Bear in mind that all of these substances were used at one time or another on the unsuspecting crews of at least the following ships, according to the VA: USS Carpenter (DD-825), USS George Eastman (AG-39), USS Granville S. Hall (YAG-40), USS Hoel (DDG-13), USS Navarro (LPA-215), USS Power (DD-839), and USS Tioga County (LST-158). There may have been others, but this is the current list available according to declassified Navy documents. In addition to ships, I have identified five Army light tugs that were manned by Navy personnel during Project SHAD: LT-2080, LT- 2081, LT-2085, LT-2086 and LT-2087.
Using a 1960s-era edition of Jane’s Fighting Ships, it appears that the tests involved over 2,000 sailors serving aboard the seven ships and five tugs.
The DoD currently acknowledges several tests took place in the Southwest Pacific, and at least one in the Atlantic. The exact number of Project SHAD tests remains unavailable. The DoD has largely declassified and released information on six tests: Autumn Gold, Copper Head, Shady Grove, Eager Belle I, Eager Belle II and Scarlet Sage. DoD officials are currently researching other suspected Project SHAD tests referred to as Flower Drum, Night Train, Big Tom, Fearless Johnny, Half Note, Purple Sage, Red Beva, 68-50, 69-31 and 69-32. My private reports indicate there may have been other tests, including several more in the Atlantic.
The real tragedy of this scandal is not only that it happened in the first place, but that still living participants seem unable to get any assistance with their consequential ailments from either the VA or DoD. The stated reasons are that the information is classified and that its release would be detrimental to the country.
I have been in contact with the now retired executive officer of one of the vessels.
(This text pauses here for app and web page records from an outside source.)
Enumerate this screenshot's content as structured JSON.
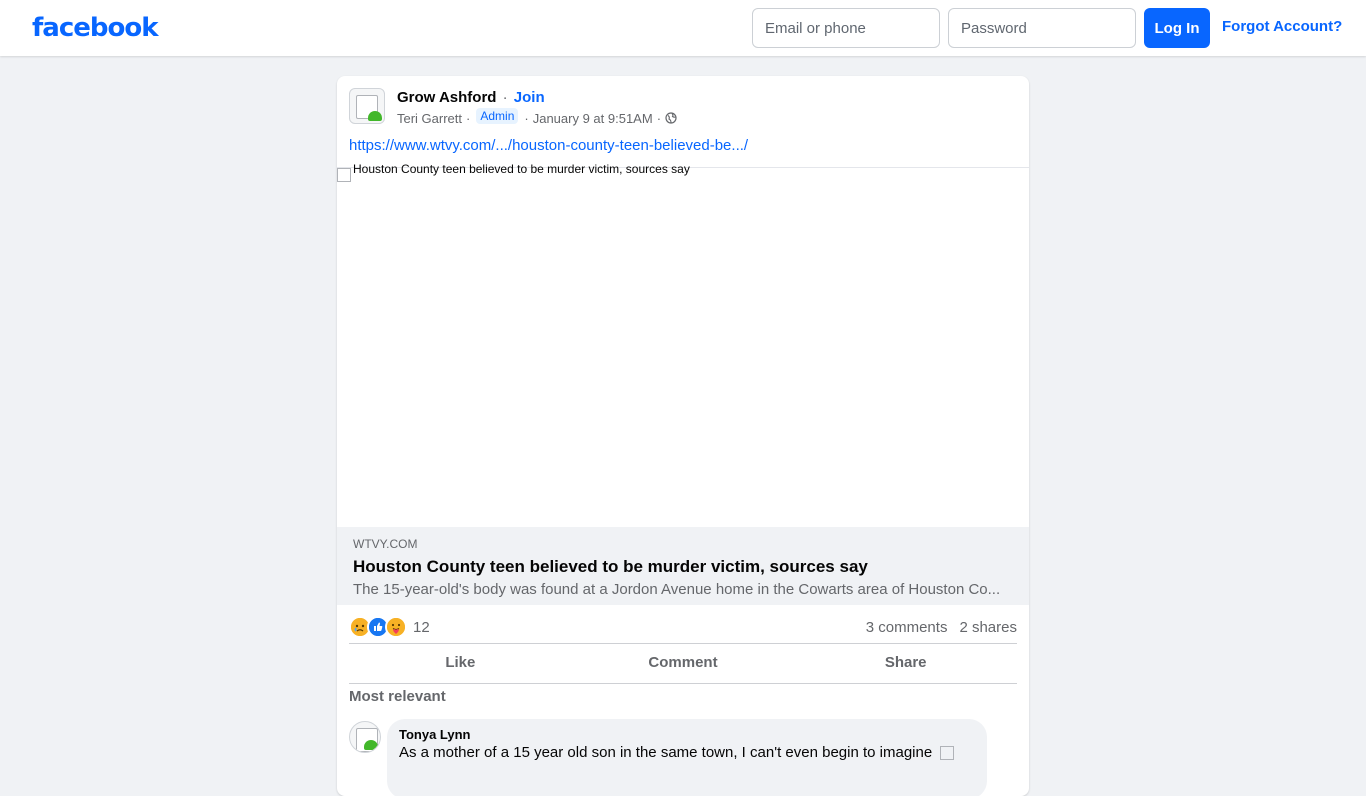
{
  "header": {
    "logo": "facebook",
    "email_placeholder": "Email or phone",
    "password_placeholder": "Password",
    "login_label": "Log In",
    "forgot_label": "Forgot Account?"
  },
  "post": {
    "group_name": "Grow Ashford",
    "separator": "·",
    "join_label": "Join",
    "author": "Teri Garrett",
    "badge": "Admin",
    "timestamp": "January 9 at 9:51AM",
    "privacy_icon": "globe-icon",
    "link_url": "https://www.wtvy.com/.../houston-county-teen-believed-be.../",
    "image_alt": "Houston County teen believed to be murder victim, sources say",
    "link_card": {
      "domain": "WTVY.COM",
      "title": "Houston County teen believed to be murder victim, sources say",
      "description": "The 15-year-old's body was found at a Jordon Avenue home in the Cowarts area of Houston Co..."
    },
    "reactions": {
      "icons": [
        "sad-icon",
        "like-icon",
        "care-icon"
      ],
      "count": "12",
      "comments": "3 comments",
      "shares": "2 shares"
    },
    "actions": {
      "like": "Like",
      "comment": "Comment",
      "share": "Share"
    },
    "comments_filter": "Most relevant",
    "comments": [
      {
        "author": "Tonya Lynn",
        "text": "As a mother of a 15 year old son in the same town, I can't even begin to imagine"
      }
    ]
  },
  "colors": {
    "brand": "#0866ff",
    "background": "#f0f2f5"
  }
}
He steadfastly refuses to divulge any information, citing documents he signed upon retirement that specifically prohibit him from any direct comment on anything related to Project SHAD.
While I respect his decision, I have serious doubts about the underlying official reasons for the nearly complete lack of any substantive information on Project SHAD. I can see no reason whatever for withholding information on who may have been exposed, and to what chemical or biological agents they may have been in contact with.
But information released to date strongly indicates that the Navy exposed a relatively large number of American fighting men to biological and chemical toxins, with potentially serious long-term effects, without their knowledge or consent. It also appears that DoD officials are stonewalling any serious effort to establish the facts and proffer appropriate relief and compensation to the unwitting victims.
It is time for an immediate in-depth effort by the highest-ranking DoD officials to bring this sorry chapter of Cold War military history to a close.
Robert G. Williscroft is DefenseWatch Navy Editor